6. Add the mixed vegetables to the pot and sauté for a few minutes until they are slightly cooked.
7. Stir in the soaked millets and moong dal into the pot.
8. Add turmeric powder and salt to taste. Mix everything well.
9. Pour 4 cups of water into the pot, and give it a good stir.
10. Cover mud pot with a lid and let it simmer until the millets and dal are fully cooked and soft (about 20-25 minutes). Stir occasionally and add more water if needed.
11. Once the khichadi is cooked, let it sit for a few minutes before removing the pot from heat.
12. Garnish the millets khichadi with freshly chopped coriander leaves.
13. Serve hot with a side of plain yogurt or a dollop of A2 ghee (clarified butter).
Enjoy the delicious and nutritious millets khichadi.
Amarnath Porridge Recipe
1 cup amaranth
2 1/2 cups water
1 cup A2 Milk
1/2 teaspoon ground cinnamon
1 tablespoon organic honey (adjust to taste)
1 large apple, peeled and diced
1 tablespoon chia seeds (optional)
Pinch of salt
1. Rinse the amaranth under cold water using a fine mesh strainer.
2. In a medium-sized mud pot, combine the rinsed amaranth and 2 1/2 cups of water. Bring it to a boil, then reduce the heat to low, cover, and let it simmer for about 20 minutes or until the amaranth is tender and the water is absorbed.
3. In the last few minutes of cooking, add the almond milk, ground cinnamon, organic honey and a pinch of salt. Stir to combine and let it simmer for another 2-3 minutes.
4. Remove the porridge from the heat and let it sit for a couple of minutes.
5. In a separate mud pot, sauté the diced apple with a little butter or oil over medium heat until slightly softened.

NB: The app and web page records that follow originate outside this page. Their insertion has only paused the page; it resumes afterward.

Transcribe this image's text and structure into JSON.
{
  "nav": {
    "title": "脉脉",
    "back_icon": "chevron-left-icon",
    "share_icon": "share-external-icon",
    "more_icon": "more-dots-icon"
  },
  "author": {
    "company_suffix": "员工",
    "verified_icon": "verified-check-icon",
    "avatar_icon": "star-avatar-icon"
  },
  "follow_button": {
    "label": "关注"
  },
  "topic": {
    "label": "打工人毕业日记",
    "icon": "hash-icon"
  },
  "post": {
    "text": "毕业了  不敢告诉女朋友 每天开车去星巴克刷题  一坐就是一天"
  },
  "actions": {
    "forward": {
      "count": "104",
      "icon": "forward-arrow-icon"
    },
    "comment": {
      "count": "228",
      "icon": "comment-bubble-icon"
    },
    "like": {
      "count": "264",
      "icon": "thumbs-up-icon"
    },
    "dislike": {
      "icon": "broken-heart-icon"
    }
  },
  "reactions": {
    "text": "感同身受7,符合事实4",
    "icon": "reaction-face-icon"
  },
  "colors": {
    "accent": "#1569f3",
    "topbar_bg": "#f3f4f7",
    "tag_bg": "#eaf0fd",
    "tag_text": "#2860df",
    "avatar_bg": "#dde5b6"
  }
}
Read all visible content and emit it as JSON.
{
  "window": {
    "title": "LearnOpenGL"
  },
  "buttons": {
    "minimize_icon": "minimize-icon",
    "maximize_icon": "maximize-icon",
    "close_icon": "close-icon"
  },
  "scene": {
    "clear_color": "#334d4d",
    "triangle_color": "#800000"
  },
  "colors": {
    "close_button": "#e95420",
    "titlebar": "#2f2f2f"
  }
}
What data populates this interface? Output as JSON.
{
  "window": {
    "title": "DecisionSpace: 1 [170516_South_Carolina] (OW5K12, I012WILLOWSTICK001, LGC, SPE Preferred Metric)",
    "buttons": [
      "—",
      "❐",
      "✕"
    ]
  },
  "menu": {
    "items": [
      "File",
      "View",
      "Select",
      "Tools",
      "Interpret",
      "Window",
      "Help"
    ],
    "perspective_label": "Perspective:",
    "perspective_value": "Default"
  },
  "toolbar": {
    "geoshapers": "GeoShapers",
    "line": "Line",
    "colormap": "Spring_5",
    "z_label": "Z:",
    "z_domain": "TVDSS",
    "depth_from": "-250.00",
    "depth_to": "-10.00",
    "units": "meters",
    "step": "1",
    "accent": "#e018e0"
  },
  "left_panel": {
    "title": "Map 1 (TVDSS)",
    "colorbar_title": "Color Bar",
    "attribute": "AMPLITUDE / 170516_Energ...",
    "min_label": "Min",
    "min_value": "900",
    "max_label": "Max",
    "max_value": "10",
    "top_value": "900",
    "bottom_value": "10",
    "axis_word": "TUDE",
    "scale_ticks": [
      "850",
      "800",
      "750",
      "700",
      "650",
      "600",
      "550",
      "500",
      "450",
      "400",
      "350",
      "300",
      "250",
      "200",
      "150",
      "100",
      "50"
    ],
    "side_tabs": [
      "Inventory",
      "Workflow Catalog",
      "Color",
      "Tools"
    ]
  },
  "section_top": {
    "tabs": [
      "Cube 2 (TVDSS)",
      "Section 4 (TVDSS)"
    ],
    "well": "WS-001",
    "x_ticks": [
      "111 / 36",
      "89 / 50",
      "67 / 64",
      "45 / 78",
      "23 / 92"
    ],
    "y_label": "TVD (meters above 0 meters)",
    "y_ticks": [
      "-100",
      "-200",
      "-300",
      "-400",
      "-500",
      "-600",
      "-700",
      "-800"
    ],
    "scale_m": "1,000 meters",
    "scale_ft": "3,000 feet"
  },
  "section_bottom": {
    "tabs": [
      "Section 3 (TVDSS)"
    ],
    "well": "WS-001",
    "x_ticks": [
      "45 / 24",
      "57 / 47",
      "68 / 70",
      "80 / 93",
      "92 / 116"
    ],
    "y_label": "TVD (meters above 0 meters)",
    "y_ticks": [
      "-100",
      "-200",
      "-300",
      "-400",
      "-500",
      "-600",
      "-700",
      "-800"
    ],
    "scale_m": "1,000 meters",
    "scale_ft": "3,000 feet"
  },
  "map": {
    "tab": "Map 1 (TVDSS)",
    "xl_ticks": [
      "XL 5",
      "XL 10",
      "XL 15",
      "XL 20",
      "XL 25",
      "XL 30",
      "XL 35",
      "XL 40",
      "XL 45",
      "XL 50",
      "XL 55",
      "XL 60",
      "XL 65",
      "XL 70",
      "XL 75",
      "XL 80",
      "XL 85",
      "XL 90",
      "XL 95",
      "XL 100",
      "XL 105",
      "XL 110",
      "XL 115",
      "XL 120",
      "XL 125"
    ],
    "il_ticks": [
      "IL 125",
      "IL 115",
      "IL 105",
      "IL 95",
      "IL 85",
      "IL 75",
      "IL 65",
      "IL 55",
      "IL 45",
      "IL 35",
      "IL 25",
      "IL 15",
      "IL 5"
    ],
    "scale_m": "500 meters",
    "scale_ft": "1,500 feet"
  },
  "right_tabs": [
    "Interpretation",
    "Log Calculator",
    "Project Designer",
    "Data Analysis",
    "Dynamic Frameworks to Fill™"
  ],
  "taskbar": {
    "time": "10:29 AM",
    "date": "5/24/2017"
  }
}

6. Serve the warm amaranth porridge in bowls, topped with the sautéed apples, chopped nuts, and chia seeds if using.
7. Feel free to drizzle extra organic honey on top for added sweetness if desired.
Enjoy your comforting and nutritious amaranth porridge!
Going gluten-free doesn't mean you have to say goodbye to grains. Quite the contrary, actually. As we have seen, the world of gluten-free grains is rich and diverse, offering something for everyone. High protein grains, whole grains, and a vast array of gluten-free carbs are all readily available for you to explore and enjoy.
So, why not take this as an invitation to embark on a gluten-free culinary adventure? Try new recipes, and experiment with different grain types but ensure that you buy the organic one only, you can explore our online store for the same and enjoy the variety and versatility these fantastic grains offer. Happy eating!